Your website may look great but how is its performance? A website can be compared to a car in this way, it is important for it to look good but the real test is in its performance, where the rubber meets the road so to speak. If your website is not out there bringing in new business then you’re broken down on the information superhighway.
The problem is that business persons who pay to have a website developed often don’t know how to judge their website’s performance initially beyond its looks. In the long term they will notice if it is not getting new business but even then they are often not sure what specifically is wrong or how to fix it. You need an easy way to give it a website performance check.
If your website is sputtering we recommend a 10 point website performance check of all moving parts. Here’s the rundown of what’s involved.
You should check:
- HTML code formatting: Is your basic HTML code broken? If it is this could be holding you back. Clean, standards compliant code will work better in search engines, be easier to maintain and is more likely to look great across a range of browsers and devices.
- Download time: Long download times can discourage visitors from viewing your site and can even hurt your search engine performance since Google give preference to the faster loading websites. Remember that mobile devices are often browsing at much lower speeds.

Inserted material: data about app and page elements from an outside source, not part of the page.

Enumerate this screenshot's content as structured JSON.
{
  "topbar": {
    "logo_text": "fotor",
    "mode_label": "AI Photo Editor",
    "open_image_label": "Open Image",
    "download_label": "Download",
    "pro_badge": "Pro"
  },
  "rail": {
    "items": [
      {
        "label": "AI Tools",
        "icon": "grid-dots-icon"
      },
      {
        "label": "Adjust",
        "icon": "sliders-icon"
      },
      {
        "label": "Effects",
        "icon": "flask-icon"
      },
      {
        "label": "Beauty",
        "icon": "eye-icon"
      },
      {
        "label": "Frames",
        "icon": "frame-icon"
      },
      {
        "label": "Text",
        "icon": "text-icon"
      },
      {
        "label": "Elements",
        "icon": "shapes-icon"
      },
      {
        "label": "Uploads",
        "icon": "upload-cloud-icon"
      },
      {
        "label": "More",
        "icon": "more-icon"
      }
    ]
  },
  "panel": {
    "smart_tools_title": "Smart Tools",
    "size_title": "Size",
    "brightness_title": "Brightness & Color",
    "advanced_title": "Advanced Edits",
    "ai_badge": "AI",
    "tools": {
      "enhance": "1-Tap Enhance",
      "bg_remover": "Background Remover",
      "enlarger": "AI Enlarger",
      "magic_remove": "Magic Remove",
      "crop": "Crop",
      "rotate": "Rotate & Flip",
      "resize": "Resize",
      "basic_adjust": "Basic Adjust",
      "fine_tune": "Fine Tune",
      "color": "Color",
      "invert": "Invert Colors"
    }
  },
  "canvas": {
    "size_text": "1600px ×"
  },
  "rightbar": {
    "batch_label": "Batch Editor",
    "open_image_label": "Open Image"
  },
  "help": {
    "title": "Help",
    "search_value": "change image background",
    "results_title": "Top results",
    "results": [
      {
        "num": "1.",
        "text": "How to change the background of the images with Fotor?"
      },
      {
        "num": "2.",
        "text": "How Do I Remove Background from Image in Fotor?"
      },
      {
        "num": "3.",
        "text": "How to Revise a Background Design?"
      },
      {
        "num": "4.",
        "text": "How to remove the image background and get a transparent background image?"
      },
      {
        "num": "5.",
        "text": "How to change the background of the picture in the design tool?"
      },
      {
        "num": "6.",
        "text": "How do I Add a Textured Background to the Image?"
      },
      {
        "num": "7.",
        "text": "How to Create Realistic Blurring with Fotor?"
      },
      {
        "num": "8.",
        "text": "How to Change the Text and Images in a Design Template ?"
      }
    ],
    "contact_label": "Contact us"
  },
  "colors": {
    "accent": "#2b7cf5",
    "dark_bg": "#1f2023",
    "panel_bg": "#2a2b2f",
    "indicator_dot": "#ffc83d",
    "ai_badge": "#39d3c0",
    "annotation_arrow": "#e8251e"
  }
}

- Image optimization: This is related to the last point, but images don’t just need to be the smallest file size possible, they also need to look good, not blurry or pixelated.
- Browser compatibility: How does your website look on all the most common web browsers? How about mobile devices? You need to look good to all potential customers.
- Web hosting: Your web hosting can have a huge impact on your website’s performance. Is your hosting company’s servers responsive and fast or sluggish and unresponsive?
- Keyword density: How frequently do the keywords you hope to compete with show up in your content? This is an important metric to how you will perform in the search engines.
- Keyword popularity: While we are on the subject of keywords. Just how popular are the keywords you are using? You should carefully pick the keywords you will use.
- Inbound links: More inbound links will help you improve your search engine rank. But be careful, links from low quality or spammy site can hurt your ranking.
- Outbound links: Your outbound links are also important, but just like inbound be careful to only link to high-quality websites.
- Google PageRank: This is a number between 1 and 10 that represents how important Google thinks a website is. The higher the number, the better you are doing.
Once you have completed this website performance check and got those 10 critical points tuned up, your site will be purring like a kitten and ready to tear up the road.
If you need help, iLab New Media can run your website up on the lift, check it out, and provide you our honest appraisal of what it needs free of charge. You will also get a written report of the results of our tests to keep and bring to your own web guy if you want. No obligation and no hard-sell. Just contact us today for your free website performance check.